■ PROBLEM STATEMENT
For each line below that contains the string "this", copy that line.

═══ DATA

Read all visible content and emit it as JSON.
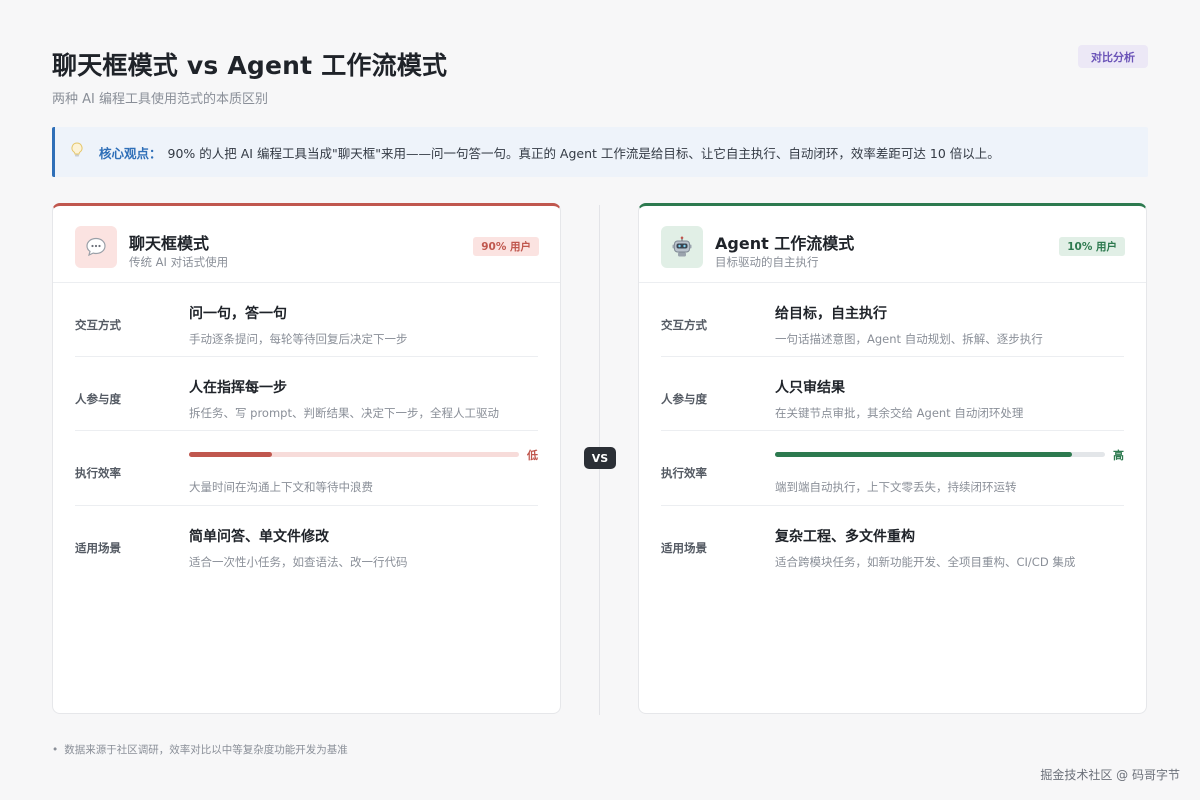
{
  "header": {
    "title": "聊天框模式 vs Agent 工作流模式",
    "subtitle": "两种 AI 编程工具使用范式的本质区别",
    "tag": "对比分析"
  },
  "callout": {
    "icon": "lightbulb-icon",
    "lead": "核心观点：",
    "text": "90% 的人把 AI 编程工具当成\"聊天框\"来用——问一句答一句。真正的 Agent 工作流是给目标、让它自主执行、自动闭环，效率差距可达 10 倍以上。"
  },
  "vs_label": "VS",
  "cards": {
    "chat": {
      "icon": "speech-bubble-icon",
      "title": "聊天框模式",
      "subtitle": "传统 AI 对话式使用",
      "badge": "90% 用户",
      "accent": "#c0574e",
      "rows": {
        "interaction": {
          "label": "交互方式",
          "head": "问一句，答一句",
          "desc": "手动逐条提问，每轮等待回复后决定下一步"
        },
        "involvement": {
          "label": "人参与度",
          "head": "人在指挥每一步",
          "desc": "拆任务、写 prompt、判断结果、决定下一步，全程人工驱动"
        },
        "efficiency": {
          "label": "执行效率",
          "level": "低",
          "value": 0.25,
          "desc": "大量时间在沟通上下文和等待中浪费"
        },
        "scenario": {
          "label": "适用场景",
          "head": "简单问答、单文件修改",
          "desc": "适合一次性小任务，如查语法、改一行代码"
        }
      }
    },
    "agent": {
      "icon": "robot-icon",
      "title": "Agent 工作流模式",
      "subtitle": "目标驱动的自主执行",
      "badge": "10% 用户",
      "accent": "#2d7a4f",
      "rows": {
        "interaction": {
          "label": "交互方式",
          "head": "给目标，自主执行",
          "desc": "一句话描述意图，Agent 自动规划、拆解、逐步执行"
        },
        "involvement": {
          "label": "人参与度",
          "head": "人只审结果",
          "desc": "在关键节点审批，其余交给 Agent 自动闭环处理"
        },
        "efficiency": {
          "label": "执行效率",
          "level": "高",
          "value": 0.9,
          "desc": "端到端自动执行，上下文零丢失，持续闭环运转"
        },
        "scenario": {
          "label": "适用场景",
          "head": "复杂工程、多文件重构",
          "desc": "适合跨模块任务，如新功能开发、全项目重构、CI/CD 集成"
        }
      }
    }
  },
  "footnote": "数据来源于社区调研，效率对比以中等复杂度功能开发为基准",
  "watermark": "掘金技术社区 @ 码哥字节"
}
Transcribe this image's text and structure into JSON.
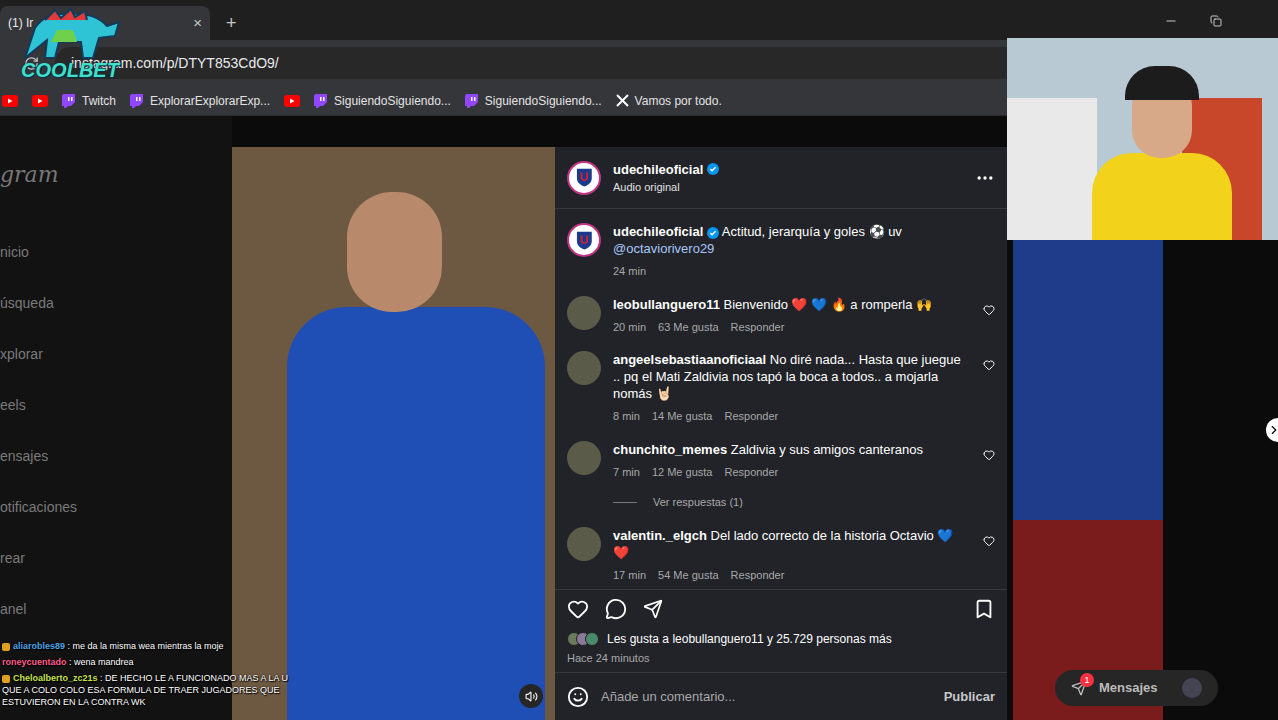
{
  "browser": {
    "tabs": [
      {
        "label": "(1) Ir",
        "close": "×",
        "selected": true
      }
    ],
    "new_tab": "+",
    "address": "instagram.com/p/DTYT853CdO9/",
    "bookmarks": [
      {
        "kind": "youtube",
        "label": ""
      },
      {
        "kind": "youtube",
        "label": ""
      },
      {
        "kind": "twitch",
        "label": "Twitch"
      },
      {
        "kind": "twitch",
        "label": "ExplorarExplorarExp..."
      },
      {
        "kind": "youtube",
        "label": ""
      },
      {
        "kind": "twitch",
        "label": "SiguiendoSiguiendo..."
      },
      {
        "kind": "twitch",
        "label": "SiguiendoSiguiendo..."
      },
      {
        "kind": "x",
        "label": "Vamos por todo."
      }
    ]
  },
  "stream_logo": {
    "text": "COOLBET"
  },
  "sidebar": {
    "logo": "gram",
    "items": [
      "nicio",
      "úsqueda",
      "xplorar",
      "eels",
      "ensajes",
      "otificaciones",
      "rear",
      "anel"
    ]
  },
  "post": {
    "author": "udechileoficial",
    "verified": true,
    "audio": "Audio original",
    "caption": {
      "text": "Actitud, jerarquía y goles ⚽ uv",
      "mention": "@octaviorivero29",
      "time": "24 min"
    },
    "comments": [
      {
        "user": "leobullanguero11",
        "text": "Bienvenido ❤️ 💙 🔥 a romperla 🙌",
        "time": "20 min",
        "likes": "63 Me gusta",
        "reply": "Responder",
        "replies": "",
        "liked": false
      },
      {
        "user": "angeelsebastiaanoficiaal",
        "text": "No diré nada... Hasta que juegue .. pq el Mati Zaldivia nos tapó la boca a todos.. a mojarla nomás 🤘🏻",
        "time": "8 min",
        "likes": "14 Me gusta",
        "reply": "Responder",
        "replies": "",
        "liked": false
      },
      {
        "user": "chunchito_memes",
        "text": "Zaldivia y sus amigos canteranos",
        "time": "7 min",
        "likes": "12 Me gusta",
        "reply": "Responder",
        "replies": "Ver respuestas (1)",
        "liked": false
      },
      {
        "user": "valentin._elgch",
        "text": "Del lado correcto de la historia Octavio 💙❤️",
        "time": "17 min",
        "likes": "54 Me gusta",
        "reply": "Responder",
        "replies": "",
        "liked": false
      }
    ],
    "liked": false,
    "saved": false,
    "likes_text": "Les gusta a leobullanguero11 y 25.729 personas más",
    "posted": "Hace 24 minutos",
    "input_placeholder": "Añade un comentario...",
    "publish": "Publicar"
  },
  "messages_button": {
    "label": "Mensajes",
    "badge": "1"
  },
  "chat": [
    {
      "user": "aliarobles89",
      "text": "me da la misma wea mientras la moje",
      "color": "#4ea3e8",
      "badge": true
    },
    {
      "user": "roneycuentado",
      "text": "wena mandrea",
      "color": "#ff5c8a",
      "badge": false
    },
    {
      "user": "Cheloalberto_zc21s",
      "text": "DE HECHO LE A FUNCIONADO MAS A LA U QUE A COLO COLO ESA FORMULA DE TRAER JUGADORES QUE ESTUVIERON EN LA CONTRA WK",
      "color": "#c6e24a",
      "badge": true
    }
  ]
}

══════
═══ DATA

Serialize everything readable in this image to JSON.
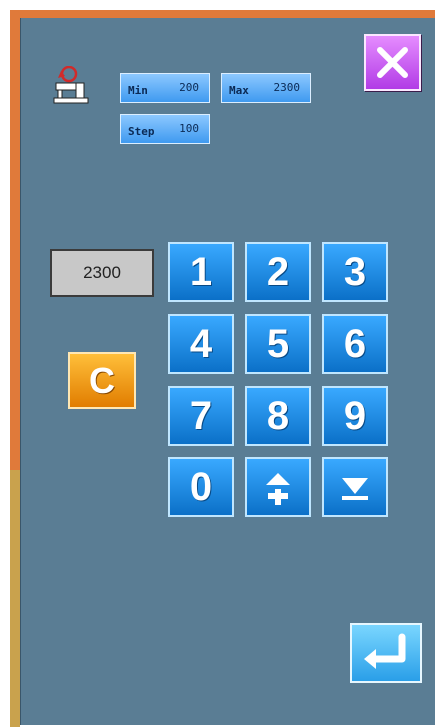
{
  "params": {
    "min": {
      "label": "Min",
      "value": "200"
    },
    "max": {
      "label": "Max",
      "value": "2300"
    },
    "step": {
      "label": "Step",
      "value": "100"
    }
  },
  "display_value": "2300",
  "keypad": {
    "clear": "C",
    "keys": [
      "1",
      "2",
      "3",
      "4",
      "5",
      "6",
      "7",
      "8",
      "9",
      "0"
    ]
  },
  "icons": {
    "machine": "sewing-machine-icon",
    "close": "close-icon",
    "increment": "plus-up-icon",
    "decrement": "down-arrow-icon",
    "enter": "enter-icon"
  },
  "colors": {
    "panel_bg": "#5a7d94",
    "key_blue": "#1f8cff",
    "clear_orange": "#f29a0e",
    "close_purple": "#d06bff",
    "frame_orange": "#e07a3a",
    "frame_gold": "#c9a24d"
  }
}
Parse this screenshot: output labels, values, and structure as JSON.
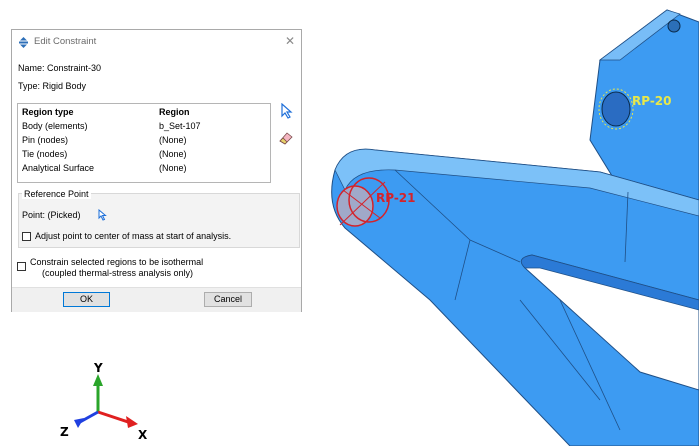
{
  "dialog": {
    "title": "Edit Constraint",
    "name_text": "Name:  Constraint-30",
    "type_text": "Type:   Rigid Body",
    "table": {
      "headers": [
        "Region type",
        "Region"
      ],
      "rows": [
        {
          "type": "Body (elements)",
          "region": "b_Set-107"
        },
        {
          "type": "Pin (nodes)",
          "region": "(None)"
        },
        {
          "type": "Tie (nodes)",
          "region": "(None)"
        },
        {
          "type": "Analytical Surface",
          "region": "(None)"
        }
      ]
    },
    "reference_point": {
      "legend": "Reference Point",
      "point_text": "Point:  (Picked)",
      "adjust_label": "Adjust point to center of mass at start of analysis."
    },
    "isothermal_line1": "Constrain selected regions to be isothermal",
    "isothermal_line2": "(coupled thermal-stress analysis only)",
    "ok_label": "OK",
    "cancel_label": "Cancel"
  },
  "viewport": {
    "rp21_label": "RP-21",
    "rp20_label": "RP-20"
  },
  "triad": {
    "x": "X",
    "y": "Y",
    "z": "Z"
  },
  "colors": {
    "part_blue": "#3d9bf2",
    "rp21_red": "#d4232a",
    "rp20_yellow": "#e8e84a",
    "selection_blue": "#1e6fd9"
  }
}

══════

■ EXERCISE SOLUTION
Transcribe this image's text and structure into JSON.
Serialize everything readable in this image to JSON.
Parse this screenshot: output labels, values, and structure as JSON.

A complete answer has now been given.